Mr Justice Tony Hunt said the second application for his extradition was an abuse of process and the matter had already been decided by the Supreme Court in 2012.
The judge said the fact that the domestic legal system had comprehensively determined the issue was ignored in processing the latest application.
French prosecutors want Mr Bailey to go on trial for the murder of the French filmmaker, who was found beaten to death outside her holiday home in Schull, west Cork in December 1996.
Mr Bailey was twice arrested and questioned in connection with her death but prosecutors said there was no evidence to charge him.
He has always denied any involvement in her death and has alleged a garda conspiracy to frame him for her killing.
French authorities previously sought the surrender of Mr Bailey in 2010 but this application was refused by the Supreme Court in 2012.
A second extradition request was issued last year.
In his ruling this morning Mr Justice Hunt said the issue had already been decided by the Supreme Court and the High Court was bound by that.

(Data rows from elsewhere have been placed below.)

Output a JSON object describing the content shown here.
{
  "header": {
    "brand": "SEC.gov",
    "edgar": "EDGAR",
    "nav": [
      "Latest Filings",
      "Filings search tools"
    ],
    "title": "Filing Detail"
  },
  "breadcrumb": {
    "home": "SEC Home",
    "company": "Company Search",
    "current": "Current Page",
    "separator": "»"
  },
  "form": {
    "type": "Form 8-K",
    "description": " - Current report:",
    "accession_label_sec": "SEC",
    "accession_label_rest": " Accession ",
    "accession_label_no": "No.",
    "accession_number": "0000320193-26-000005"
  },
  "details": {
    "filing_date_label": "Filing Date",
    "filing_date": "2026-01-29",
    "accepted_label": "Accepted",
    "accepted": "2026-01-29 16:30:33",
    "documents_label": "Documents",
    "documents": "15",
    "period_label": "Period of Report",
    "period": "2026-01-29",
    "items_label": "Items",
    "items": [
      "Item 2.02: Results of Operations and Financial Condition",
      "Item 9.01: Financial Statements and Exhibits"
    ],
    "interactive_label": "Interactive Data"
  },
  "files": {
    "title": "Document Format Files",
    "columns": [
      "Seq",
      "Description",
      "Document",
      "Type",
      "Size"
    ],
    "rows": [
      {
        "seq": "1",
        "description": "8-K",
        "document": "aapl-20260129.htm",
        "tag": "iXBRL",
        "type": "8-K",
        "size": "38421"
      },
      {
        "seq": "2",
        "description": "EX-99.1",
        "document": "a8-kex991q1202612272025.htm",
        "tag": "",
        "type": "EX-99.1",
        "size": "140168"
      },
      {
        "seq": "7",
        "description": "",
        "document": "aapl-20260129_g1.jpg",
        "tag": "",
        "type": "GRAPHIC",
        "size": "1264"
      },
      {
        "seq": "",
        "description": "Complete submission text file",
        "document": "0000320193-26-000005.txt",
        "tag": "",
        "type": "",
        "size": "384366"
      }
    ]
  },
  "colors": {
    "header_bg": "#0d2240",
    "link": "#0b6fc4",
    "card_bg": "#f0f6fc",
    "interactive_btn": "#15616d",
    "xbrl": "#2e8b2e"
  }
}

He also concluded that the proceedings were an abuse of process.
In his judgment this morning, Mr Justice Hunt said the parties in the case had received a "binding and conclusive decision of the Supreme Court".
He said 21 years had passed since the crime in question was committed and seven years since the first extradition warrant issued.
Over four years passed since the date of the Supreme Court ruling to the issue of a new warrant.
"Apparently neither the minister nor the requesting authorities considered it appropriate to furnish any information by way of explanation for the elapse of this period of time," the judge said.
He added that the period of delay had not been explained adequately or at all.
He said there had been no engagement by the minister or the requesting authorities with the unusual fact in an extradition case that the matter had been comprehensively and repeatedly investigated by authorities here.
He said the Director of Public Prosecutions had concluded long ago that there is no basis for either charge or trial and a comprehensive statement of reasons for this decision had come into the public domain during the Supreme Court proceedings.
This application did not engage with this situation at all, the judge said.
He said proceedings were issued for the surrender of a person entitled to the protection of our laws and Constitution for trial and possible imprisonment for 30 years.
He said the new request ignored the fact that the domestic legal process had comprehensively determined that the allegation could not even give rise to a charge let alone a trial and this "highly unusual" state of affairs contributed to his finding of abuse of process in this case.
Lawyers for Minister for Justice Charlie Flanagan were not present in court for the judgment.
The case will return to court next week for any applications by the State on residual legal issues which may have to be determined.
Speaking outside court, Mr Bailey said he was pleased and delighted with the judgment.
But he said it was not the end of the matter as he said the State would almost certainly appeal.
But, he said, life goes on.
He said it was noticeable that the State, which had taken the case against him, and which he said had put him through a form of torture for 20 years, on and off, was not even represented in court for the decision. He said that was "astonishing".
Mr Bailey said he was very, very sympathetic to the family, who believed that he had something to do with the death of their daughter.
But he said he had nothing to do with it.
He said it would be good if a new piece of evidence came to light or someone admitted the truth but he said he did not suppose that was going to happen.
The Court of Appeal is due to give its decision in Mr Bailey's appeal against the failure of his civil case against the State and gardaí on Wednesday.